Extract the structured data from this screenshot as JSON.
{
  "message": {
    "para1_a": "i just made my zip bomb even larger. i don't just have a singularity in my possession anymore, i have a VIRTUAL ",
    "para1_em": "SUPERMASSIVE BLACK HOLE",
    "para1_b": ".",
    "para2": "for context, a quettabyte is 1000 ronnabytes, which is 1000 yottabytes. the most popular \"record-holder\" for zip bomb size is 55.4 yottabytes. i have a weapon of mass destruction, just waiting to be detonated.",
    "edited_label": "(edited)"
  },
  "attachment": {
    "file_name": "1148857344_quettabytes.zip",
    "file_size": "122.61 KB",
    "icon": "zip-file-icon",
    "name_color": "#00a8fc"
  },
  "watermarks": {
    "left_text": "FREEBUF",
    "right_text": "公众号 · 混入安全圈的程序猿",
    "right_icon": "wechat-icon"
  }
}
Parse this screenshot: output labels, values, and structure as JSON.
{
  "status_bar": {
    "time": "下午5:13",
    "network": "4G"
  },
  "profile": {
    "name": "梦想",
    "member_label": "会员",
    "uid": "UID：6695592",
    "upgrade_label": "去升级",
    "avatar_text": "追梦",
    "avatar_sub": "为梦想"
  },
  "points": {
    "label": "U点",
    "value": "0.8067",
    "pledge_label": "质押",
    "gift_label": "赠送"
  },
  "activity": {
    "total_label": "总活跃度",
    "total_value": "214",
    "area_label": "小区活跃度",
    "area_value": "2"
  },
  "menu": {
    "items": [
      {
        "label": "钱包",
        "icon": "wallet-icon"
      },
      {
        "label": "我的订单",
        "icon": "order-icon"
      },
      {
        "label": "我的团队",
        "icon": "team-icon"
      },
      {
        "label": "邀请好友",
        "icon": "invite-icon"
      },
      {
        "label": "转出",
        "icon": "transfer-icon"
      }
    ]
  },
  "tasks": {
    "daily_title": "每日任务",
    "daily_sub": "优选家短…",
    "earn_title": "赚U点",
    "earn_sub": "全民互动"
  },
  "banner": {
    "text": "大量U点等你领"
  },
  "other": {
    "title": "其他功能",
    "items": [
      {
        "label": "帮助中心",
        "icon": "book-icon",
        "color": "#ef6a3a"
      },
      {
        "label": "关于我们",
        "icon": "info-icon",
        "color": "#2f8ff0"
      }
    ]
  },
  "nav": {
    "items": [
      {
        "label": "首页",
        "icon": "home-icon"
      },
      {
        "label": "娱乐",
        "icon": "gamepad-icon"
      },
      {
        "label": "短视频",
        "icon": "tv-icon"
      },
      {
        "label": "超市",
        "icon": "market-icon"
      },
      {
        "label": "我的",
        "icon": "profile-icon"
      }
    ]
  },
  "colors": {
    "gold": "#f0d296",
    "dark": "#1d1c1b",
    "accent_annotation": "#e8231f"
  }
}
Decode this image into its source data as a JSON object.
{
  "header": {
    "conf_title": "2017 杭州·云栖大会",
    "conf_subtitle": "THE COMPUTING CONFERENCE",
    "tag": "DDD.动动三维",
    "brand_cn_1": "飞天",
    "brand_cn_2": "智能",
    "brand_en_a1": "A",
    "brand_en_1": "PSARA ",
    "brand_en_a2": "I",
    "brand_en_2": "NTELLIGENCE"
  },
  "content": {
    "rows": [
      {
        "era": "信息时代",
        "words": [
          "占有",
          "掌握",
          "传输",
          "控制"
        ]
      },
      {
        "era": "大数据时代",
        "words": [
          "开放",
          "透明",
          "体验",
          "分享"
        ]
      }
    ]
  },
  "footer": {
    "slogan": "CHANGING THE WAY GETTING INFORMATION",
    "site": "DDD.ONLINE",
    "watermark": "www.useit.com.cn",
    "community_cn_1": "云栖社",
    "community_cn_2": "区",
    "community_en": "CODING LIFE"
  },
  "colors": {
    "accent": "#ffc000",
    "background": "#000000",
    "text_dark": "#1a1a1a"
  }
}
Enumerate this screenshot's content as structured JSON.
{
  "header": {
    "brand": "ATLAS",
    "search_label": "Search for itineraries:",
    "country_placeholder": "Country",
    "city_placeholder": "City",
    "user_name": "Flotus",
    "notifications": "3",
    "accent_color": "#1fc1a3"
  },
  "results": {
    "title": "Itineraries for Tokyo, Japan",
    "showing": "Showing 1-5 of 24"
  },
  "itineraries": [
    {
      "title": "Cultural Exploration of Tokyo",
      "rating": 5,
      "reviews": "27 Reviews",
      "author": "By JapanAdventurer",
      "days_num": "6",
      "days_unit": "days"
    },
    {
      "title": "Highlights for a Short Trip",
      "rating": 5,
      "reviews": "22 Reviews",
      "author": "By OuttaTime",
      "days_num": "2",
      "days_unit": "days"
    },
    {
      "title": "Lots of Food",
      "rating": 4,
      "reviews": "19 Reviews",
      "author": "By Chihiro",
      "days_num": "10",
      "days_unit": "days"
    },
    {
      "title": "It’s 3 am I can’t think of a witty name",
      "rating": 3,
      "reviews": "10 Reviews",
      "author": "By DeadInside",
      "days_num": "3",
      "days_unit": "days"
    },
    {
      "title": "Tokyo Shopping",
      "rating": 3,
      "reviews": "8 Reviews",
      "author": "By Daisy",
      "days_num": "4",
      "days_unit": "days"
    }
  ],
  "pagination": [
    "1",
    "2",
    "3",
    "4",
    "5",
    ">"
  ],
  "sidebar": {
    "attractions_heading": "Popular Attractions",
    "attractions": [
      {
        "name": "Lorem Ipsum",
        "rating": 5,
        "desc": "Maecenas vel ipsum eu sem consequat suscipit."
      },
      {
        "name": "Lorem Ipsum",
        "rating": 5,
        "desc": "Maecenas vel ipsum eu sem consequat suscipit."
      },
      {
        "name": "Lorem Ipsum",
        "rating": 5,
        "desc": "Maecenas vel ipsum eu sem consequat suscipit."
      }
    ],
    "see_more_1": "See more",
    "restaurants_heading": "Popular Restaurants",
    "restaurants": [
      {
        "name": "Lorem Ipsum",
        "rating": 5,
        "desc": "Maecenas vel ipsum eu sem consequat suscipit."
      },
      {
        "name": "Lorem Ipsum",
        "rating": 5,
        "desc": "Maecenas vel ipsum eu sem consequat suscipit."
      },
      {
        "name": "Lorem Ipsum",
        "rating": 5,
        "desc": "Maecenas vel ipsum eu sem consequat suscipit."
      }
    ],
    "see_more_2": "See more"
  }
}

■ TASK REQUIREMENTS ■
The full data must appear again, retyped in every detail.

■ FINISHED EXERCISE ■
Extract the structured data from this screenshot as JSON.
{
  "message": {
    "para1_a": "i just made my zip bomb even larger. i don't just have a singularity in my possession anymore, i have a VIRTUAL ",
    "para1_em": "SUPERMASSIVE BLACK HOLE",
    "para1_b": ".",
    "para2": "for context, a quettabyte is 1000 ronnabytes, which is 1000 yottabytes. the most popular \"record-holder\" for zip bomb size is 55.4 yottabytes. i have a weapon of mass destruction, just waiting to be detonated.",
    "edited_label": "(edited)"
  },
  "attachment": {
    "file_name": "1148857344_quettabytes.zip",
    "file_size": "122.61 KB",
    "icon": "zip-file-icon",
    "name_color": "#00a8fc"
  },
  "watermarks": {
    "left_text": "FREEBUF",
    "right_text": "公众号 · 混入安全圈的程序猿",
    "right_icon": "wechat-icon"
  }
}
Parse this screenshot: output labels, values, and structure as JSON.
{
  "status_bar": {
    "time": "下午5:13",
    "network": "4G"
  },
  "profile": {
    "name": "梦想",
    "member_label": "会员",
    "uid": "UID：6695592",
    "upgrade_label": "去升级",
    "avatar_text": "追梦",
    "avatar_sub": "为梦想"
  },
  "points": {
    "label": "U点",
    "value": "0.8067",
    "pledge_label": "质押",
    "gift_label": "赠送"
  },
  "activity": {
    "total_label": "总活跃度",
    "total_value": "214",
    "area_label": "小区活跃度",
    "area_value": "2"
  },
  "menu": {
    "items": [
      {
        "label": "钱包",
        "icon": "wallet-icon"
      },
      {
        "label": "我的订单",
        "icon": "order-icon"
      },
      {
        "label": "我的团队",
        "icon": "team-icon"
      },
      {
        "label": "邀请好友",
        "icon": "invite-icon"
      },
      {
        "label": "转出",
        "icon": "transfer-icon"
      }
    ]
  },
  "tasks": {
    "daily_title": "每日任务",
    "daily_sub": "优选家短…",
    "earn_title": "赚U点",
    "earn_sub": "全民互动"
  },
  "banner": {
    "text": "大量U点等你领"
  },
  "other": {
    "title": "其他功能",
    "items": [
      {
        "label": "帮助中心",
        "icon": "book-icon",
        "color": "#ef6a3a"
      },
      {
        "label": "关于我们",
        "icon": "info-icon",
        "color": "#2f8ff0"
      }
    ]
  },
  "nav": {
    "items": [
      {
        "label": "首页",
        "icon": "home-icon"
      },
      {
        "label": "娱乐",
        "icon": "gamepad-icon"
      },
      {
        "label": "短视频",
        "icon": "tv-icon"
      },
      {
        "label": "超市",
        "icon": "market-icon"
      },
      {
        "label": "我的",
        "icon": "profile-icon"
      }
    ]
  },
  "colors": {
    "gold": "#f0d296",
    "dark": "#1d1c1b",
    "accent_annotation": "#e8231f"
  }
}
Decode this image into its source data as a JSON object.
{
  "header": {
    "conf_title": "2017 杭州·云栖大会",
    "conf_subtitle": "THE COMPUTING CONFERENCE",
    "tag": "DDD.动动三维",
    "brand_cn_1": "飞天",
    "brand_cn_2": "智能",
    "brand_en_a1": "A",
    "brand_en_1": "PSARA ",
    "brand_en_a2": "I",
    "brand_en_2": "NTELLIGENCE"
  },
  "content": {
    "rows": [
      {
        "era": "信息时代",
        "words": [
          "占有",
          "掌握",
          "传输",
          "控制"
        ]
      },
      {
        "era": "大数据时代",
        "words": [
          "开放",
          "透明",
          "体验",
          "分享"
        ]
      }
    ]
  },
  "footer": {
    "slogan": "CHANGING THE WAY GETTING INFORMATION",
    "site": "DDD.ONLINE",
    "watermark": "www.useit.com.cn",
    "community_cn_1": "云栖社",
    "community_cn_2": "区",
    "community_en": "CODING LIFE"
  },
  "colors": {
    "accent": "#ffc000",
    "background": "#000000",
    "text_dark": "#1a1a1a"
  }
}
Enumerate this screenshot's content as structured JSON.
{
  "header": {
    "brand": "ATLAS",
    "search_label": "Search for itineraries:",
    "country_placeholder": "Country",
    "city_placeholder": "City",
    "user_name": "Flotus",
    "notifications": "3",
    "accent_color": "#1fc1a3"
  },
  "results": {
    "title": "Itineraries for Tokyo, Japan",
    "showing": "Showing 1-5 of 24"
  },
  "itineraries": [
    {
      "title": "Cultural Exploration of Tokyo",
      "rating": 5,
      "reviews": "27 Reviews",
      "author": "By JapanAdventurer",
      "days_num": "6",
      "days_unit": "days"
    },
    {
      "title": "Highlights for a Short Trip",
      "rating": 5,
      "reviews": "22 Reviews",
      "author": "By OuttaTime",
      "days_num": "2",
      "days_unit": "days"
    },
    {
      "title": "Lots of Food",
      "rating": 4,
      "reviews": "19 Reviews",
      "author": "By Chihiro",
      "days_num": "10",
      "days_unit": "days"
    },
    {
      "title": "It’s 3 am I can’t think of a witty name",
      "rating": 3,
      "reviews": "10 Reviews",
      "author": "By DeadInside",
      "days_num": "3",
      "days_unit": "days"
    },
    {
      "title": "Tokyo Shopping",
      "rating": 3,
      "reviews": "8 Reviews",
      "author": "By Daisy",
      "days_num": "4",
      "days_unit": "days"
    }
  ],
  "pagination": [
    "1",
    "2",
    "3",
    "4",
    "5",
    ">"
  ],
  "sidebar": {
    "attractions_heading": "Popular Attractions",
    "attractions": [
      {
        "name": "Lorem Ipsum",
        "rating": 5,
        "desc": "Maecenas vel ipsum eu sem consequat suscipit."
      },
      {
        "name": "Lorem Ipsum",
        "rating": 5,
        "desc": "Maecenas vel ipsum eu sem consequat suscipit."
      },
      {
        "name": "Lorem Ipsum",
        "rating": 5,
        "desc": "Maecenas vel ipsum eu sem consequat suscipit."
      }
    ],
    "see_more_1": "See more",
    "restaurants_heading": "Popular Restaurants",
    "restaurants": [
      {
        "name": "Lorem Ipsum",
        "rating": 5,
        "desc": "Maecenas vel ipsum eu sem consequat suscipit."
      },
      {
        "name": "Lorem Ipsum",
        "rating": 5,
        "desc": "Maecenas vel ipsum eu sem consequat suscipit."
      },
      {
        "name": "Lorem Ipsum",
        "rating": 5,
        "desc": "Maecenas vel ipsum eu sem consequat suscipit."
      }
    ],
    "see_more_2": "See more"
  }
}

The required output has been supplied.